    Gig workers are used to being in the background. Being in the background doesn't mean they don't exist and shouldn't be treated properly. If retail is counting on delivery apps, they need to hold the tech companies that power these apps responsible for looking after their workers. There are economics that work for both the gig worker and delivery apps. Having said that, tech companies have not always shown appetite for engaging in the messier parts of their worlds - tech products still need humans. Treat humans humanely or nobody will do the job. Just look to the shortage of servers, retail workers and drivers that is hurting businesses everywhere.
  • Posted on: 08/25/2021

    Email marketing drives sales results and sometimes drives customers away

    So email marketing is still marketing. "Sending emails" isn't actually a category and shouldn't be an option. Normal people are frustrated by the number of emails because there is a lot of junk being directed at them. Seriously. JUNK. Everyone can send emails but email marketers actually understand what needs to be put into an email so that a retailer's target consumer likes the message they received. Lots of retailers do this well - and consumers are delighted to follow the emails. Email marketing isn't going away. It's here to stay, and it can be an effective tool if you have the right people thinking about this in the right way. If you're a retailer, sign up your spouse for your emails and you'll know really quickly whether you have a good email program. :)
  • Posted on: 08/02/2021

    Should food be an afterthought for Target?

    I think Target has done a good job of making themselves a top-up destination for food. Competing with true grocery would take a significant shake-up based on their current real estate footprint and merchandising strategy. I know that when I want something interesting to nosh on, or that I need something basic to top up my fridge, I can head to Target and find something experiential. If Target is to move in this direction, it's a tall order to not only do a full range of groceries, but not to disappoint on its experiential benchmark. I have faith that the red and khaki can do it, but I think there are more interesting places where Target could be more dominant.
  • Posted on: 04/22/2021

    Are associates better than influencers for shopping livestreams?

    If you remove the titles, the person in front of the camera needs to be authentic and knowledgeable. What we know is that consumers are really good at spotting fake reviews and pretenders. Probably two questions to think about: 1. An associate gets paid to work for the retailer. Is the retailer going to accept an honest review from an associate? 2. Not all retailers have embraced that their associates might be their best asset in every store. Does a retailer need to come to grips with that first? If not ... see question #1.
  • Posted on: 03/30/2021

    Nike says goodbye to more longtime wholesale partners

    Interesting. Is Nike strategically selecting wholesale partners or strategically re-risking retailers that are in danger of going out of business? Are they the same thing? In this case, they might be the same thing. Perhaps the only question is, how elite does Nike get? When does the brand become inaccessible to those that made it popular?
  • Posted on: 03/11/2021

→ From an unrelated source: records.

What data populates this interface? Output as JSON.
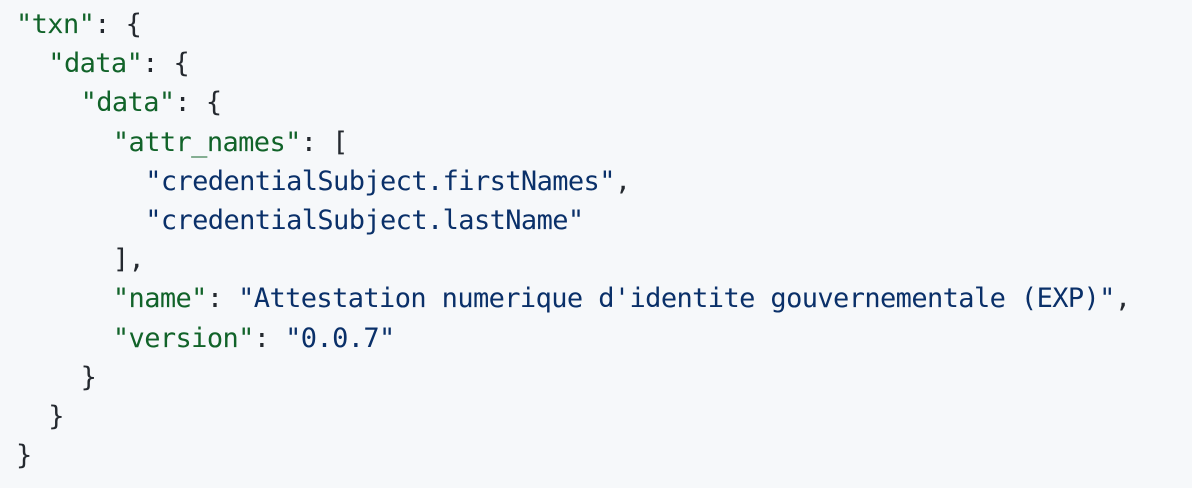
{
  "code": {
    "txn_key": "\"txn\"",
    "outer_data_key": "\"data\"",
    "inner_data_key": "\"data\"",
    "attr_names_key": "\"attr_names\"",
    "attr_values": [
      "\"credentialSubject.firstNames\"",
      "\"credentialSubject.lastName\""
    ],
    "name_key": "\"name\"",
    "name_value": "\"Attestation numerique d'identite gouvernementale (EXP)\"",
    "version_key": "\"version\"",
    "version_value": "\"0.0.7\"",
    "colon_open_brace": ": {",
    "colon_open_bracket": ": [",
    "colon": ": ",
    "comma": ",",
    "close_bracket_comma": "],",
    "close_brace": "}"
  },
  "colors": {
    "background": "#f6f8fa",
    "key": "#116329",
    "string": "#0a3069",
    "punctuation": "#24292f"
  }
}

    Can a celeb endorsement fuel a Payless reboot?

    This is a potential contest Georganne. "What celebrity would make Payless compelling?" Could Payless become an Oprah pick?

Contact Phil


  • Apply to be a BrainTrust Panelist

  • Please briefly describe your qualifications — specifically, your expertise and experience in the retail industry.
  • By submitting this form, I give you permission to forward my contact information to designated members of the RetailWire staff.

    See RetailWire's privacy policy for more information about what data we collect and how it is used.